### WORK ITEM
Scan the records below for the word "Guest". Copy each line where it appears.

### INPUT DATA

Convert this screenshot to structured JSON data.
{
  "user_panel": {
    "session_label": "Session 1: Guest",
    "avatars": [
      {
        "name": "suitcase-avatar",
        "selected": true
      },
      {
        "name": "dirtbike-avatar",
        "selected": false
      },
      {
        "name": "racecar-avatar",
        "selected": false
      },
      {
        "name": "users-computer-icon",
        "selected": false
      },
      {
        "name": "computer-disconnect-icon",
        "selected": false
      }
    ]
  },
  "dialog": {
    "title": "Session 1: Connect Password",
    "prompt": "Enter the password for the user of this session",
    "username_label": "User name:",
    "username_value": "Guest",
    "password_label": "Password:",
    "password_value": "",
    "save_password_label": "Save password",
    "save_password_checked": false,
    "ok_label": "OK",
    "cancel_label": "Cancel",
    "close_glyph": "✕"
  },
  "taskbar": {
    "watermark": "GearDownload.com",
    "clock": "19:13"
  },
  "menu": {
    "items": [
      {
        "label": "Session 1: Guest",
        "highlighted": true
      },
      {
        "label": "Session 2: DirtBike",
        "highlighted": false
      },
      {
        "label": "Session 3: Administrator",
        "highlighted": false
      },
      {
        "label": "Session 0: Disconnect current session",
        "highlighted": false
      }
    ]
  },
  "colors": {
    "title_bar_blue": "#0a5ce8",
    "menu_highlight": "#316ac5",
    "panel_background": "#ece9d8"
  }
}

### ANSWER BOX
    "session_label": "Session 1: Guest",
    "username_value": "Guest",
        "label": "Session 1: Guest",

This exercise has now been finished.